Again, ask around. If even one AFAB person in your group says it would bother them, give it a pass, leave it to the world of NPCs to balance those scales. If you get the go-ahead, remember the character’s humanity above all other things. It’s easy to get wrapped up in minutiae and forget that the best way to play a character of an oppressed group is simply to allow them to be any kind of character they could be. See cinema, where the problem of representation for women, people of color, and LGBTQIA folks is that their roles are limited to a set of tropes. Think – if this character was a cishetwhitebro, how would I make them interesting? Non-cishetwhitebros should be able to be mad scientists, eccentric geniuses, two-fisted rogues, and anything else you can come up with.
A contrary note though: There are a lot of bad tropes in fiction you can accidentally step into – sexist, racist, queerphobic, etc. Keep your eyes open for them. For example, casting a black man to play the Human Torch is pretty cool (horribad movie notwithstanding). OK, the character is one of the less intellectual members of the team and that could dovetail with badness, but he does have a superior wit to Benjamin Grimm.
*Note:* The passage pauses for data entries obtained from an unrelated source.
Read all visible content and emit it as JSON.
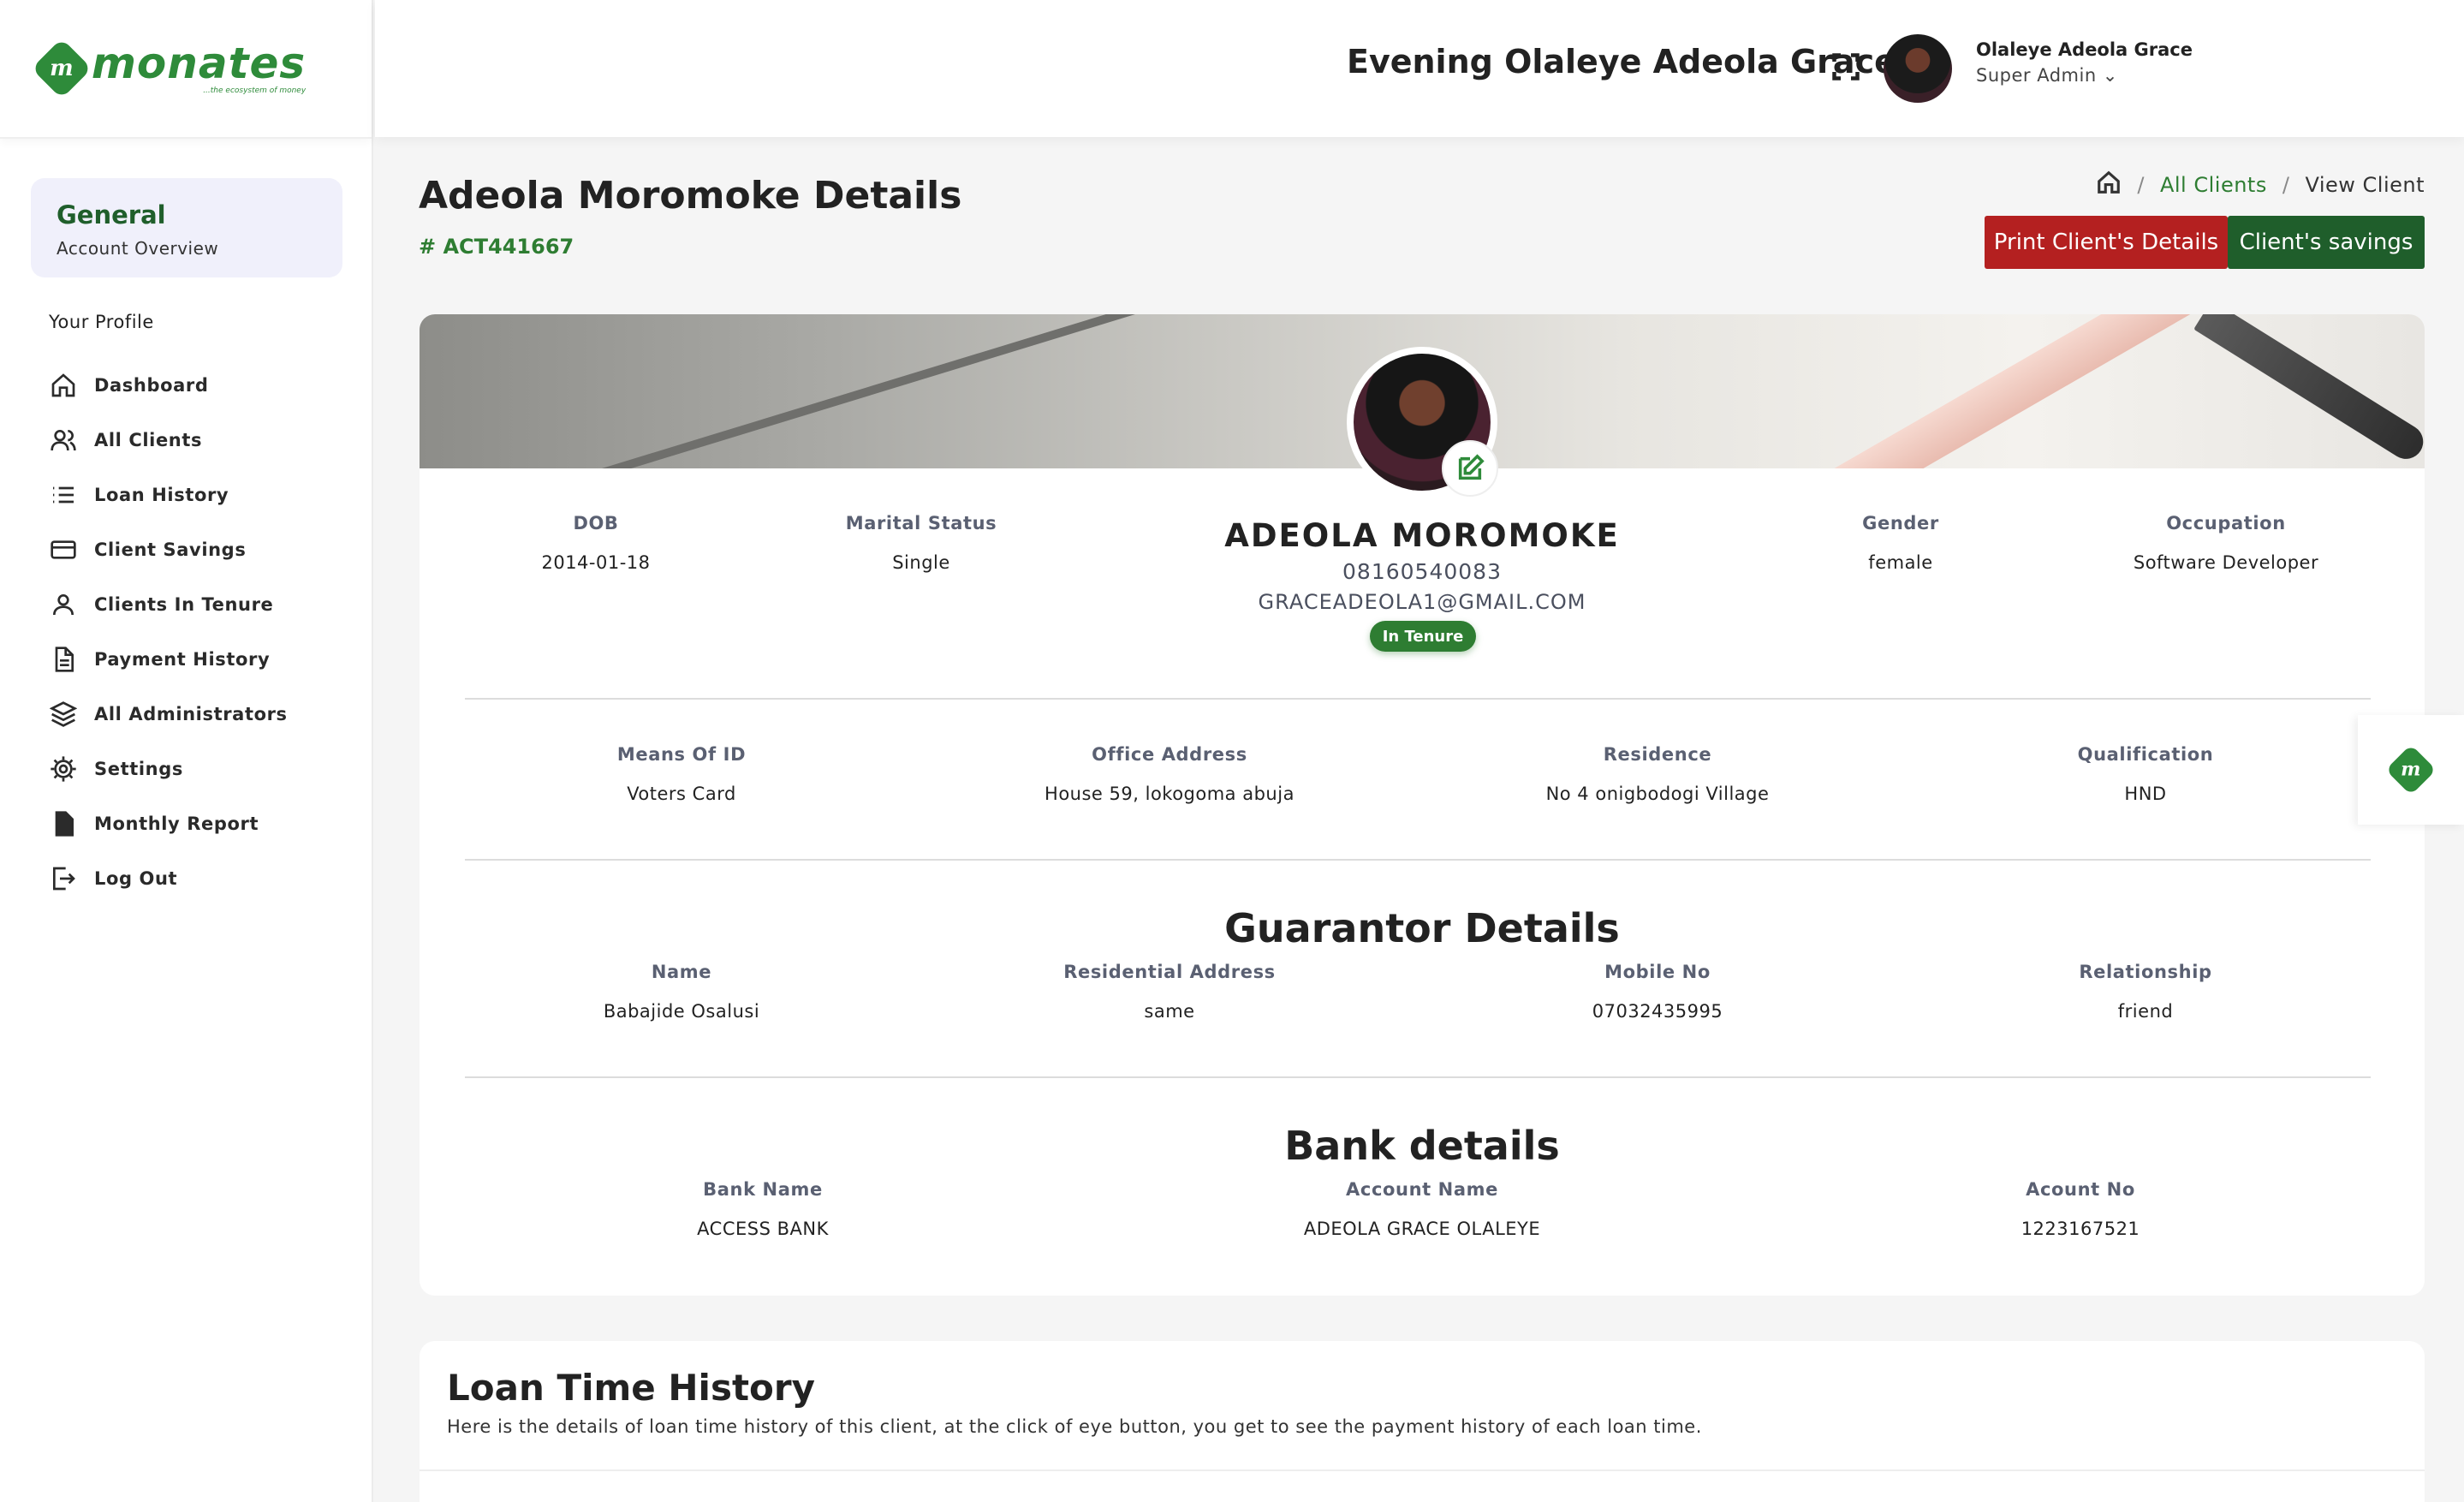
{
  "brand": {
    "name": "monates",
    "tagline": "...the ecosystem of money"
  },
  "sidebar": {
    "general_title": "General",
    "general_sub": "Account Overview",
    "profile_label": "Your Profile",
    "items": [
      {
        "label": "Dashboard",
        "icon": "home-icon"
      },
      {
        "label": "All Clients",
        "icon": "users-icon"
      },
      {
        "label": "Loan History",
        "icon": "list-icon"
      },
      {
        "label": "Client Savings",
        "icon": "credit-card-icon"
      },
      {
        "label": "Clients In Tenure",
        "icon": "user-icon"
      },
      {
        "label": "Payment History",
        "icon": "document-icon"
      },
      {
        "label": "All Administrators",
        "icon": "layers-icon"
      },
      {
        "label": "Settings",
        "icon": "gear-icon"
      },
      {
        "label": "Monthly Report",
        "icon": "file-icon"
      },
      {
        "label": "Log Out",
        "icon": "logout-icon"
      }
    ]
  },
  "header": {
    "greeting": "Evening Olaleye Adeola Grace,",
    "user_name": "Olaleye Adeola Grace",
    "user_role": "Super Admin ⌄"
  },
  "page": {
    "title": "Adeola Moromoke Details",
    "account_code": "# ACT441667",
    "breadcrumb": {
      "sep": "/",
      "all_clients": "All Clients",
      "current": "View Client"
    },
    "print_button": "Print Client's Details",
    "savings_button": "Client's savings"
  },
  "client": {
    "name": "ADEOLA MOROMOKE",
    "phone": "08160540083",
    "email": "GRACEADEOLA1@GMAIL.COM",
    "status": "In Tenure",
    "dob_label": "DOB",
    "dob": "2014-01-18",
    "marital_label": "Marital Status",
    "marital": "Single",
    "gender_label": "Gender",
    "gender": "female",
    "occupation_label": "Occupation",
    "occupation": "Software Developer",
    "id_label": "Means Of ID",
    "id": "Voters Card",
    "office_label": "Office Address",
    "office": "House 59, lokogoma abuja",
    "residence_label": "Residence",
    "residence": "No 4 onigbodogi Village",
    "qualification_label": "Qualification",
    "qualification": "HND"
  },
  "guarantor": {
    "title": "Guarantor Details",
    "name_label": "Name",
    "name": "Babajide Osalusi",
    "address_label": "Residential Address",
    "address": "same",
    "mobile_label": "Mobile No",
    "mobile": "07032435995",
    "relationship_label": "Relationship",
    "relationship": "friend"
  },
  "bank": {
    "title": "Bank details",
    "bank_label": "Bank Name",
    "bank": "ACCESS BANK",
    "account_name_label": "Account Name",
    "account_name": "ADEOLA GRACE OLALEYE",
    "account_no_label": "Acount No",
    "account_no": "1223167521"
  },
  "loan_history": {
    "title": "Loan Time History",
    "description": "Here is the details of loan time history of this client, at the click of eye button, you get to see the payment history of each loan time."
  },
  "colors": {
    "brand_green": "#2e8b3a",
    "dark_green": "#1f5e2b",
    "red": "#b42020"
  }
}
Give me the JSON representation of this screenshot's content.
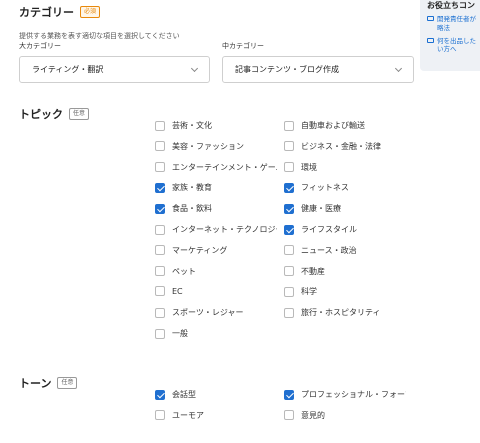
{
  "category": {
    "title": "カテゴリー",
    "badge": "必須",
    "hint": "提供する業務を表す適切な項目を選択してください",
    "major_label": "大カテゴリー",
    "major_value": "ライティング・翻訳",
    "minor_label": "中カテゴリー",
    "minor_value": "記事コンテンツ・ブログ作成"
  },
  "side_panel": {
    "title": "お役立ちコン",
    "links": [
      {
        "line1": "開発責任者が",
        "line2": "略法"
      },
      {
        "line1": "何を出品した",
        "line2": "い方へ"
      }
    ]
  },
  "topic": {
    "title": "トピック",
    "badge": "任意",
    "items": [
      {
        "label": "芸術・文化",
        "checked": false
      },
      {
        "label": "自動車および輸送",
        "checked": false
      },
      {
        "label": "美容・ファッション",
        "checked": false
      },
      {
        "label": "ビジネス・金融・法律",
        "checked": false
      },
      {
        "label": "エンターテインメント・ゲーム",
        "checked": false
      },
      {
        "label": "環境",
        "checked": false
      },
      {
        "label": "家族・教育",
        "checked": true
      },
      {
        "label": "フィットネス",
        "checked": true
      },
      {
        "label": "食品・飲料",
        "checked": true
      },
      {
        "label": "健康・医療",
        "checked": true
      },
      {
        "label": "インターネット・テクノロジー",
        "checked": false
      },
      {
        "label": "ライフスタイル",
        "checked": true
      },
      {
        "label": "マーケティング",
        "checked": false
      },
      {
        "label": "ニュース・政治",
        "checked": false
      },
      {
        "label": "ペット",
        "checked": false
      },
      {
        "label": "不動産",
        "checked": false
      },
      {
        "label": "EC",
        "checked": false
      },
      {
        "label": "科学",
        "checked": false
      },
      {
        "label": "スポーツ・レジャー",
        "checked": false
      },
      {
        "label": "旅行・ホスピタリティ",
        "checked": false
      },
      {
        "label": "一般",
        "checked": false
      }
    ]
  },
  "tone": {
    "title": "トーン",
    "badge": "任意",
    "items": [
      {
        "label": "会話型",
        "checked": true
      },
      {
        "label": "プロフェッショナル・フォーマル",
        "checked": true
      },
      {
        "label": "ユーモア",
        "checked": false
      },
      {
        "label": "意見的",
        "checked": false
      }
    ]
  },
  "colors": {
    "accent": "#1f6fd0",
    "required": "#e8890c"
  }
}
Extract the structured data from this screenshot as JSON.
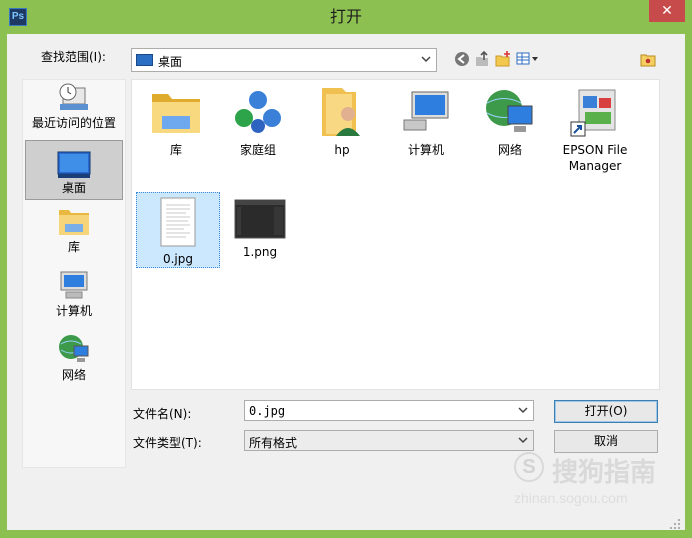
{
  "window": {
    "title": "打开",
    "app_icon_text": "Ps",
    "close_glyph": "✕"
  },
  "toolbar": {
    "lookin_label": "查找范围(I):",
    "lookin_value": "桌面"
  },
  "places": [
    {
      "label": "最近访问的位置",
      "icon": "recent-places-icon"
    },
    {
      "label": "桌面",
      "icon": "desktop-icon",
      "selected": true
    },
    {
      "label": "库",
      "icon": "library-icon"
    },
    {
      "label": "计算机",
      "icon": "computer-icon"
    },
    {
      "label": "网络",
      "icon": "network-icon"
    }
  ],
  "files": [
    {
      "name": "库",
      "icon": "library-folder-icon"
    },
    {
      "name": "家庭组",
      "icon": "homegroup-icon"
    },
    {
      "name": "hp",
      "icon": "user-folder-icon"
    },
    {
      "name": "计算机",
      "icon": "computer-icon"
    },
    {
      "name": "网络",
      "icon": "network-icon"
    },
    {
      "name": "EPSON File Manager",
      "icon": "epson-shortcut-icon"
    },
    {
      "name": "0.jpg",
      "icon": "jpg-thumbnail-icon",
      "selected": true
    },
    {
      "name": "1.png",
      "icon": "png-thumbnail-icon"
    }
  ],
  "form": {
    "filename_label": "文件名(N):",
    "filename_value": "0.jpg",
    "filetype_label": "文件类型(T):",
    "filetype_value": "所有格式"
  },
  "buttons": {
    "open": "打开(O)",
    "cancel": "取消"
  },
  "watermark": {
    "logo_letter": "S",
    "text": "搜狗指南",
    "url": "zhinan.sogou.com"
  },
  "colors": {
    "frame": "#8cc152",
    "close": "#c74b4b",
    "selection": "#cce8ff"
  }
}
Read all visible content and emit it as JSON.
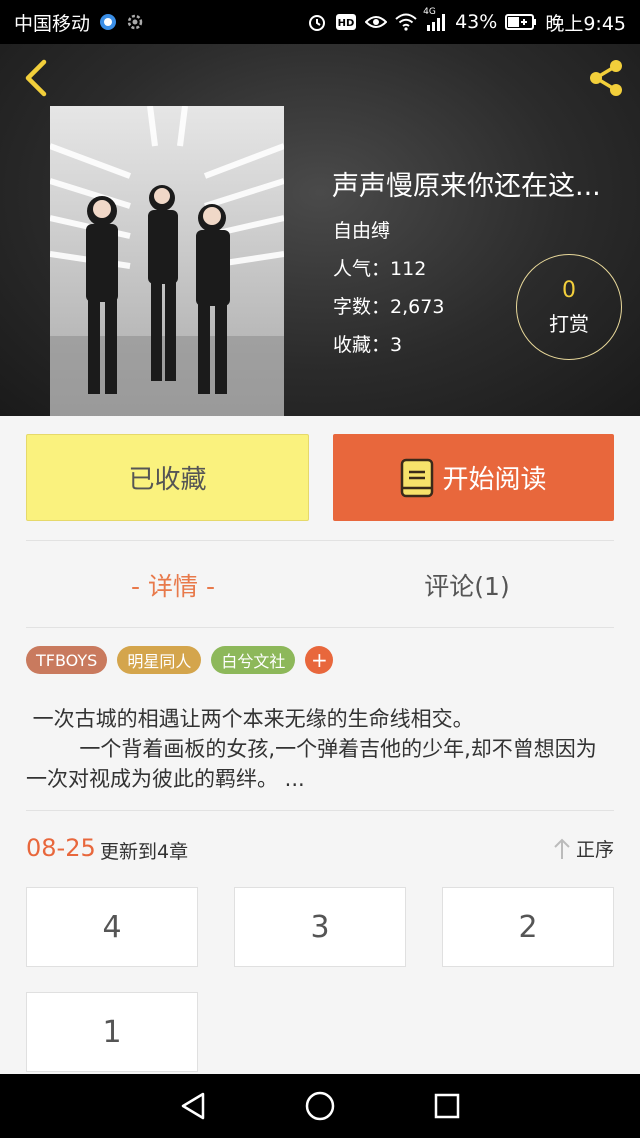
{
  "status_bar": {
    "carrier": "中国移动",
    "network": "4G",
    "battery": "43%",
    "time": "晚上9:45"
  },
  "book": {
    "title": "声声慢原来你还在这...",
    "author": "自由缚",
    "popularity_label": "人气：",
    "popularity": "112",
    "words_label": "字数：",
    "words": "2,673",
    "favorites_label": "收藏：",
    "favorites": "3"
  },
  "reward": {
    "count": "0",
    "label": "打赏"
  },
  "actions": {
    "favorited_label": "已收藏",
    "read_label": "开始阅读"
  },
  "tabs": [
    {
      "label": "- 详情 -"
    },
    {
      "label": "评论(1)"
    }
  ],
  "tags": [
    {
      "label": "TFBOYS",
      "color": "#c97a5e"
    },
    {
      "label": "明星同人",
      "color": "#d4a54c"
    },
    {
      "label": "白兮文社",
      "color": "#8db85a"
    }
  ],
  "tag_add_label": "+",
  "description": {
    "line1": " 一次古城的相遇让两个本来无缘的生命线相交。",
    "line2": "        一个背着画板的女孩,一个弹着吉他的少年,却不曾想因为一次对视成为彼此的羁绊。 ..."
  },
  "update": {
    "date": "08-25",
    "text": "更新到4章",
    "order_label": "正序"
  },
  "chapters": [
    "4",
    "3",
    "2",
    "1"
  ],
  "colors": {
    "accent": "#e8673c",
    "favorite_bg": "#faf27e",
    "reward_gold": "#f3cf3c"
  }
}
Now. How about casting a black man as The Hulk? Yes, black super-genius Bruce Banner defies stereotypes, but as soon as he hulks out, you’re in “giant negro” territory – inherent criminality, superpredators, holy hell it’s bad. It helps to have some familiarity with the ways this can go wrong before you set out to try and do it right.
Voice. If the game takes place in a fantasy world or sci-fi future or anything removed from the present, no AAVE please. Don’t be ridiculous. If you are playing a character with ESL or a culture that is not your own and feel the need to alter your word choice to reflect that, find a person or character to pattern that speech after. But you’re best picking a very subtle example, if you do anything different at all. This aspect of acting a part is potentially very bad. Some have said on the subject of writing that you should never attempt to emulate a dialect in print. That’s the extreme position, but there’s some validity to it.
The struggle. Say I’m portraying a trans woman character in a game, but I am not, myself, a trans woman. I know many trans women face struggles with dysphoria, histories of suffering verbal and physical abuse, rejection from their families, suicidal thoughts, homelessness, and so on. To portray the truth of their struggle, I should include those elements in my portrayal, right? Actually, wrong.
This can be a very bad thing to do. When people say “no representation without us,” the main reason (aside from giving underrepresented people paying jobs in the entertainment industries) is that the rest of us can’t really feel what it’s like for them.
Sometimes some other axis of oppression may put us closer to understanding, but it’s never quite the same. And when we try to portray the struggle from our outside view, it can end up being exploitive, crass, foolish, or turning into inspiration porn. And even if we do the portrayal very well, we may just end up depressing people by unnecessarily importing real life miseries into fantasy scenarios.
Is it realistic to portray your character from a traditionally oppressed group as having a life blessed with no troubles? A transgender character who is never misgendered? A black character who hasn’t been sneered at by authorities? A lady character who doesn’t have the potential of situations to turn rapey in the back of their mind almost every day? Maybe not, but you don’t really know.
If you’re playing your character as a human first, they’re probably within the range of possibilities for the diverse human experience – realistic enough. Leave the portrayal of the struggle as an option for someone in the know, or for them to leave behind at the door. RPGs are for escape.